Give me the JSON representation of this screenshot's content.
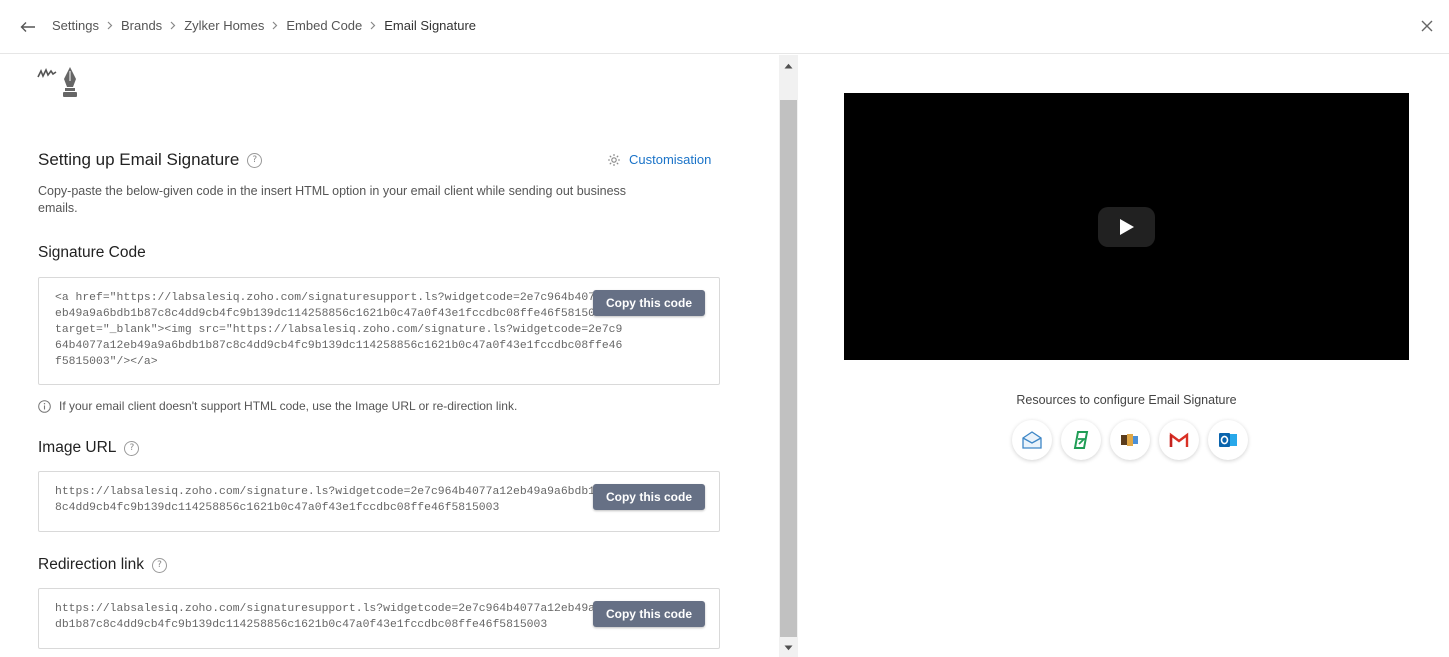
{
  "breadcrumb": {
    "items": [
      "Settings",
      "Brands",
      "Zylker Homes",
      "Embed Code",
      "Email Signature"
    ]
  },
  "main": {
    "title": "Setting up Email Signature",
    "customisation_label": "Customisation",
    "description": "Copy-paste the below-given code in the insert HTML option in your email client while sending out business emails.",
    "signature_code": {
      "label": "Signature Code",
      "code": "<a href=\"https://labsalesiq.zoho.com/signaturesupport.ls?widgetcode=2e7c964b4077a12\neb49a9a6bdb1b87c8c4dd9cb4fc9b139dc114258856c1621b0c47a0f43e1fccdbc08ffe46f5815003\"\ntarget=\"_blank\"><img src=\"https://labsalesiq.zoho.com/signature.ls?widgetcode=2e7c9\n64b4077a12eb49a9a6bdb1b87c8c4dd9cb4fc9b139dc114258856c1621b0c47a0f43e1fccdbc08ffe46\nf5815003\"/></a>",
      "copy_label": "Copy this code"
    },
    "info_text": "If your email client doesn't support HTML code, use the Image URL or re-direction link.",
    "image_url": {
      "label": "Image URL",
      "code": "https://labsalesiq.zoho.com/signature.ls?widgetcode=2e7c964b4077a12eb49a9a6bdb1b87c\n8c4dd9cb4fc9b139dc114258856c1621b0c47a0f43e1fccdbc08ffe46f5815003",
      "copy_label": "Copy this code"
    },
    "redirection_link": {
      "label": "Redirection link",
      "code": "https://labsalesiq.zoho.com/signaturesupport.ls?widgetcode=2e7c964b4077a12eb49a9a6b\ndb1b87c8c4dd9cb4fc9b139dc114258856c1621b0c47a0f43e1fccdbc08ffe46f5815003",
      "copy_label": "Copy this code"
    }
  },
  "resources": {
    "title": "Resources to configure Email Signature",
    "icons": [
      "mail-client-icon",
      "zoho-mail-icon",
      "thunderbird-icon",
      "gmail-icon",
      "outlook-icon"
    ]
  },
  "colors": {
    "accent": "#1a73c8",
    "copy_button": "#667085",
    "video_bg": "#000000"
  }
}
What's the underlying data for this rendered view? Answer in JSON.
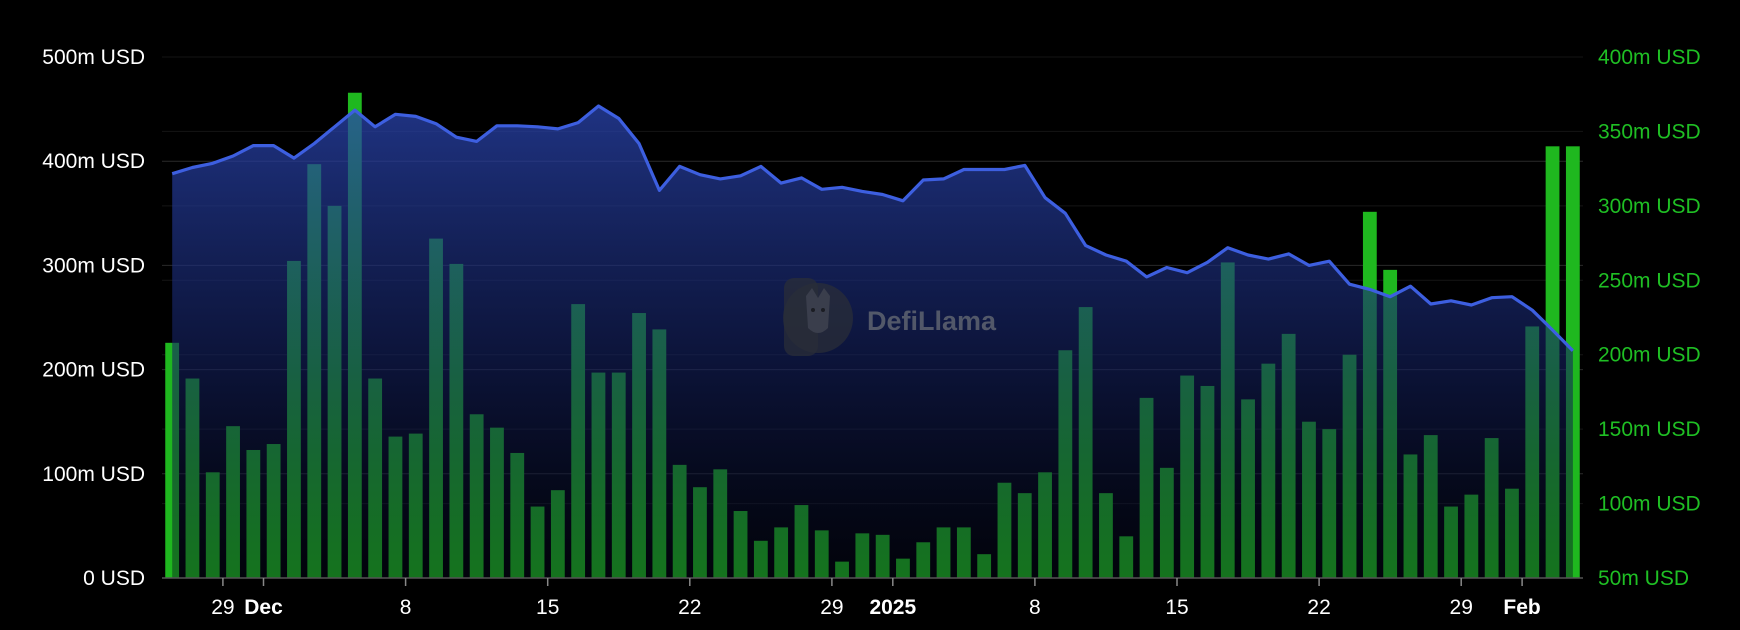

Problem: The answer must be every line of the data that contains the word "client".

Result:
    "description": "Copy-paste the below-given code in the insert HTML option in your email client while sending out business emails.",
    "info_text": "If your email client doesn't support HTML code, use the Image URL or re-direction link.",
      "mail-client-icon",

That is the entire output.